  8. Fabulous artwork...I wonder how long they stay perfect.
    Jane x

    ReplyDelete
  9. Heehee, loving these snowy sculptures...even if curling must remain a mystery for now! (I cannot get Mr. L to explain cricket to me, so a lot of sports must remain a mystery). I like the face in the last capture.

    ReplyDelete
  10. I don't get curling either! But these sculptures are amazing. You're so lucky to be surrounded by such cool (literally!) artwork in Ottawa!

    ReplyDelete
  11. I love the maple leaf and that curling sculpture is very impressive.

    ReplyDelete
  12. @Norma: very cool indeed, some days more than others!

    @Weekend Windup: thanks!

    @Grace: we have no shortage of snow here, so sharing it even through photos is a good thing to do!

    @Ciel: yes, it does look Native to me. And there are more snow sculptures to come.

    @Stuart: much, much easier.

    @Beatrice: the snow sculptures will tend to hold up much, much better.

    @Linda: you're welcome!

    ReplyDelete
  13. @Luis: thanks!

    @Tanya: that's my favourite too.

    @Jane and Chris: I'm not sure if they bring these ones down- they might as an issue of liability as they do with the ice sculptures, or if they leave them to melt.

    @LondonLulu: curling gets quite an audience here, but I've always found it perplexing.

    @Carla: I enjoy being here.

    @Sharon: the attention to detail particularly in the curler's face really works well with that one.

    ReplyDelete
  14. These are really cool! The Olympics can be inspiring in many different ways. :)

    PS: I LOVE curling. I always watched the men's Brier and the ladies Tournament of Hearts when I was in Canada. We are lucky in Ontario - we've got some of the best curlers! :)

    ReplyDelete
  15. I love all of these but especially the bobsled and the Canadian symbol. What a shame such talent will melt away!

    ReplyDelete
  16. We've just had some more freshly fallen snow over night and I'm taking a snow day off work (just because) so maybe I should get outside and create something. I'm getting the hang of curling. Sortof.

    ReplyDelete
  17. Wow. You have some very talented people.

    ReplyDelete
  18. Wow, again! They must have really wettish snow to be able to carve it like that!

    ReplyDelete
  19. These are all wonderful! How can I not be impressed?

    ReplyDelete
  20. @Halcyon: there is quite a following here. I've always found it a mystery.

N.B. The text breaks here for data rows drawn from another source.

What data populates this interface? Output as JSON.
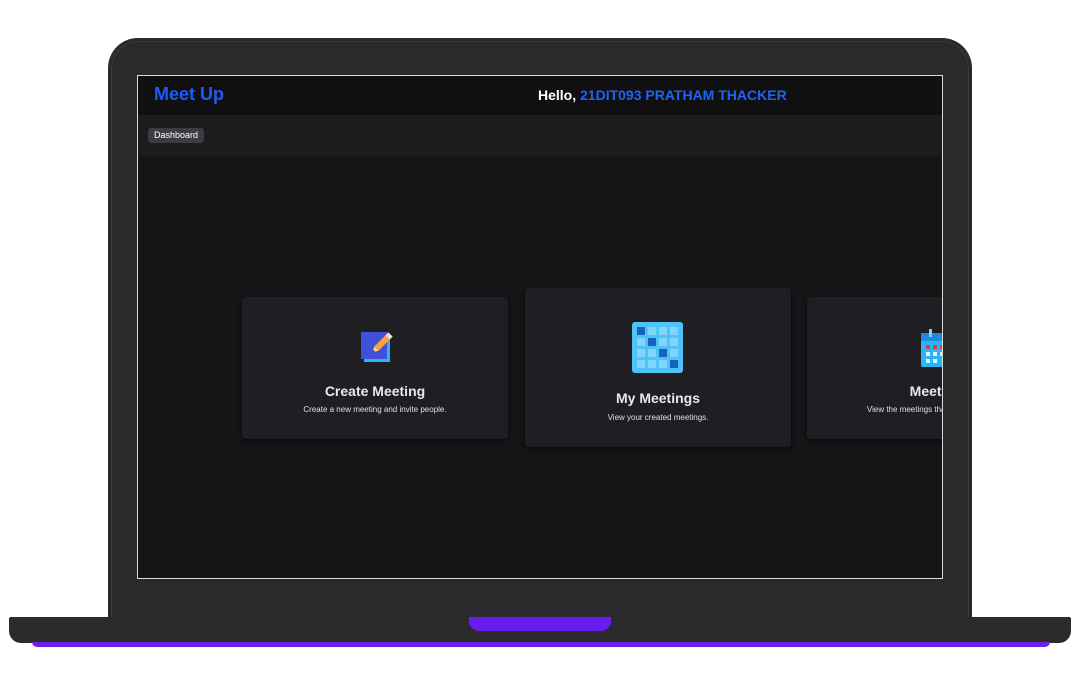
{
  "app": {
    "brand": "Meet Up",
    "greeting_prefix": "Hello,",
    "user_name": "21DIT093 PRATHAM THACKER"
  },
  "nav": {
    "dashboard_label": "Dashboard"
  },
  "cards": [
    {
      "title": "Create Meeting",
      "description": "Create a new meeting and invite people.",
      "icon": "edit-pencil-icon"
    },
    {
      "title": "My Meetings",
      "description": "View your created meetings.",
      "icon": "calendar-grid-icon"
    },
    {
      "title": "Meetings",
      "description": "View the meetings that you are invited to.",
      "icon": "calendar-icon"
    }
  ],
  "colors": {
    "accent": "#1e5af5",
    "screen_background": "#151518",
    "card_background": "#1f1f23",
    "laptop_glow": "#6b21e8"
  }
}
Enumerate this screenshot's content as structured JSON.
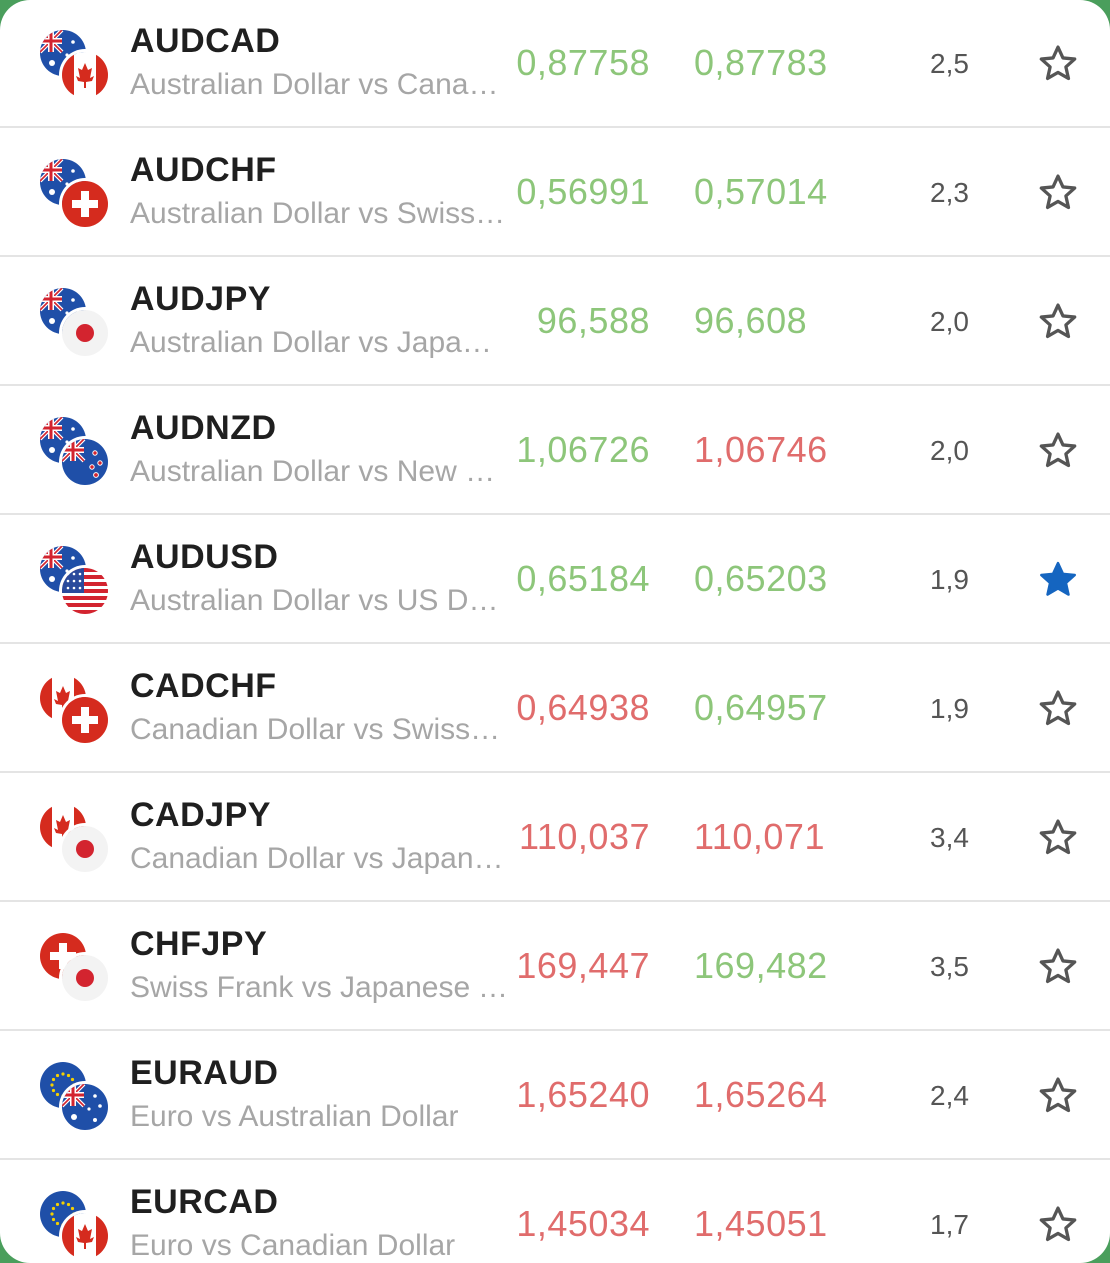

    @Lowell: it's not meant to last, but it's beautiful.

    @Hamilton: think along the lines of a snow demon. Just don't bring it to life.

    @Lady Lilith: they are very talented indeed.

    @RedPat: I've seen them working on sculptures before. They use some of the same tools as ice sculptures, but tend to start out with a single huge block of snow that comes boxed. Some of those blocks can be twenty five feet tall.

    @EG: thank you!

    ReplyDelete
  21. This is a very nice series of snow sculptures. I like it all.

    ReplyDelete
  22. Neat! We saw some snow sculptures in Michigan once. Here we're pretty much limited to snowmen.

    ReplyDelete
  23. Those are pretty dang amazing! Also, what is curling, really? Every time it's on, and I find myself completely flummoxed! :)

    ReplyDelete
  24. Great sculptures! I didn't know it's possible to make them of snow too.

    ReplyDelete
  25. I watched the Canadian ladies beat Great Britain today at curling. Perfect timing with these brilliant sculptures and your shots of them.

    ReplyDelete
  26. I just watched the Canadian women bobsledders take the gold over the USA. Congrats! (But, I hope the hockey results are different . . . )

    ReplyDelete